Following the lackluster Trump impeachment hearings in the House Intelligence Committee, Mueller prosecutor Andrew “The Pit Bull” Weissmann took to cable news to coach Democrats on their performance. He urged them to go bigger and bolder with their argument by comparing President Trump’s conduct directly to President Richard Nixon’s in the Watergate scandal.
Days later, House Speaker Nancy Pelosi, D-Calif., did just that by claiming: “What [Trump] did was so much worse than even what Richard Nixon did.”
Predictably the effort fell totally flat, which is in line with what Andrew Klavan tells us (follow the link to his fine article, too), quoted in a piece by Ed Driscoll:
Recently, reading Mark Levin’s Unfreedom of the Press, I was reminded that, before reporters went on their great crusade against Richard Nixon, they had overlooked a whole lot of corruption in the Democrat presidents who preceded him.
Levin tells how John F. Kennedy, with the knowledge of his brother and Attorney General Robert, nudged the IRS into auditing conservative groups. With Kennedy approval, the FBI was also employed to investigate those the administration disliked, including Martin Luther King Jr. Lyndon Baines Johnson would later increase the politically motivated auditing and spying. None of this was uncovered until later on.
Ben Bradlee — the editor of the Washington Post, where Woodward and Bernstein broke the Watergate story — was well aware of his pal Kennedy’s misuse of the tax and investigative agencies. Not only did he not report it, he allowed himself and his paper to be manipulated by information JFK had wrongly obtained.

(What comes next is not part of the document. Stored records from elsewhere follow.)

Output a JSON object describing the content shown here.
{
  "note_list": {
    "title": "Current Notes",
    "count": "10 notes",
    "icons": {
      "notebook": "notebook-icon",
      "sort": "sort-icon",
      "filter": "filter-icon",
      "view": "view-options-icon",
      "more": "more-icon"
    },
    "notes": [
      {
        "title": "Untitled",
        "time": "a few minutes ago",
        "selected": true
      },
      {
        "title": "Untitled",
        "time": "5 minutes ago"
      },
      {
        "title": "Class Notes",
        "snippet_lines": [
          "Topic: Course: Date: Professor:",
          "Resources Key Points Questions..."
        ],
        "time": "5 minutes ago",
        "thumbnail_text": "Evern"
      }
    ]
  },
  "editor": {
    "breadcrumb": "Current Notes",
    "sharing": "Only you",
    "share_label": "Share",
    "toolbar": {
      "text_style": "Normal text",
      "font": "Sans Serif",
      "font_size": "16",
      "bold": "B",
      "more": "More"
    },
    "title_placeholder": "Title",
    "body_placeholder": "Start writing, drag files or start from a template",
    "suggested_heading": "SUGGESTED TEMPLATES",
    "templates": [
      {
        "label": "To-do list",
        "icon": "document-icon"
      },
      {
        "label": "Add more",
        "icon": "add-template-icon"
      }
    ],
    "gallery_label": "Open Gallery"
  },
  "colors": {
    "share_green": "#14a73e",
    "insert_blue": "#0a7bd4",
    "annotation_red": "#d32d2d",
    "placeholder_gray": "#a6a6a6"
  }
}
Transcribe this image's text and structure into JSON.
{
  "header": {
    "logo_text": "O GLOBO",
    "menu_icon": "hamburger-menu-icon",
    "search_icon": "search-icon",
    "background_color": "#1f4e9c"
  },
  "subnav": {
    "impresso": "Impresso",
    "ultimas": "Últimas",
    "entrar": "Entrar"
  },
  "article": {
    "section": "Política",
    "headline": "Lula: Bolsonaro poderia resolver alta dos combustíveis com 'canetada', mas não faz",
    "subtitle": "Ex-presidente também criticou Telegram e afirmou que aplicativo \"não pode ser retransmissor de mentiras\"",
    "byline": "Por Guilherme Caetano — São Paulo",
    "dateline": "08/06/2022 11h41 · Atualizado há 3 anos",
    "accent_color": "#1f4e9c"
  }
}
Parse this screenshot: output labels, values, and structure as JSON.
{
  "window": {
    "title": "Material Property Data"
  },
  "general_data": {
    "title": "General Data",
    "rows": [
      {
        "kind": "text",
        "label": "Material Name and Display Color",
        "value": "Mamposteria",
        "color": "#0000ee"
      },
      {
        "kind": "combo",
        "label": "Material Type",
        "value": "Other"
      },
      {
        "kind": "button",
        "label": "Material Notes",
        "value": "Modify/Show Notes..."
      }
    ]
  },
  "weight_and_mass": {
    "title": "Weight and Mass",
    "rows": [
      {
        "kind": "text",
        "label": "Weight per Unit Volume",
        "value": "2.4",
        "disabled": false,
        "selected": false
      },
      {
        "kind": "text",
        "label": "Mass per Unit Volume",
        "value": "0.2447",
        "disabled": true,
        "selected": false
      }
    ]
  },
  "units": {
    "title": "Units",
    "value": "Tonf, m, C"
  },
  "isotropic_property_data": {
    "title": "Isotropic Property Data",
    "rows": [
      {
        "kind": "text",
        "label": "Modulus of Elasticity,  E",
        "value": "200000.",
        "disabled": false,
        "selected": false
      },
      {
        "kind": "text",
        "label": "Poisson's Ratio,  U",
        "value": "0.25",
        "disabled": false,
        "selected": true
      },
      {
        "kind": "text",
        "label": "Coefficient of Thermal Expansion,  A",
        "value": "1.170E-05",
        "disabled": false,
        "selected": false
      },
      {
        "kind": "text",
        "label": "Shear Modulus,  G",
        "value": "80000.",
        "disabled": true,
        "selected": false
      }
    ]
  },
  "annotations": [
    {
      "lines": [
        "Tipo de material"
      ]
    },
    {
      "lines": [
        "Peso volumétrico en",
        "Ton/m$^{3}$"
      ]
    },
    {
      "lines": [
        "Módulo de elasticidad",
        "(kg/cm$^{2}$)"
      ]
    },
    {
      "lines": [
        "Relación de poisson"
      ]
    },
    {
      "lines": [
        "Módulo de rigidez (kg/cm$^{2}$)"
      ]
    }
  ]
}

This totally changes the Watergate narrative. Nixon’s dirty tricks and enemy lists may have been creepy and wrong, but the press exposure of these misdemeanors came after years of ignoring similar and worse malfeasance by Democrat administrations.
That changes what Watergate means. That transforms it from a heroic crusade into a political hit job, Democrat hackery masquerading as nobility. The press turned a blind eye to the corruption of JFK and LBJ, then raced to overturn the election of a man they despised—despised in part because he battled the Communism many of them had espoused.
What is it Karl Marx said: History repeats itself, the first time as tragedy, the second time as farce?
Some blame Watergate for this abrupt collapse of trust in institutions, but not very convincingly. For one thing, the decline in trust begins to appear in the polls as early as 1966, almost a decade before the Watergate was known as anything more than a big hole in the ground alongside the Potomac River. For another, the nation had managed unconcernedly to shrug off Watergate-style events before. Somebody bugged Barry Goldwater’s apartment during the 1964 election without it triggering a national trauma. The Johnson administration tapped the phones of Nixon supporters in 1968, and again nothing happened. John F. Kennedy regaled reporters with intimate details from the tax returns of wealthy Republican donors, and none of the reporters saw anything amiss. FDR used the Federal Bureau of Investigation to spy on opponents of intervention into World War II—and his targets howled without result. If Watergate could so transform the nation’s sense of itself, why did those previous abuses, which were equally well known to the press, not do so? Americans did not lose their faith in institutions because of the Watergate scandal; Watergate became a scandal because Americans were losing faith in their institutions.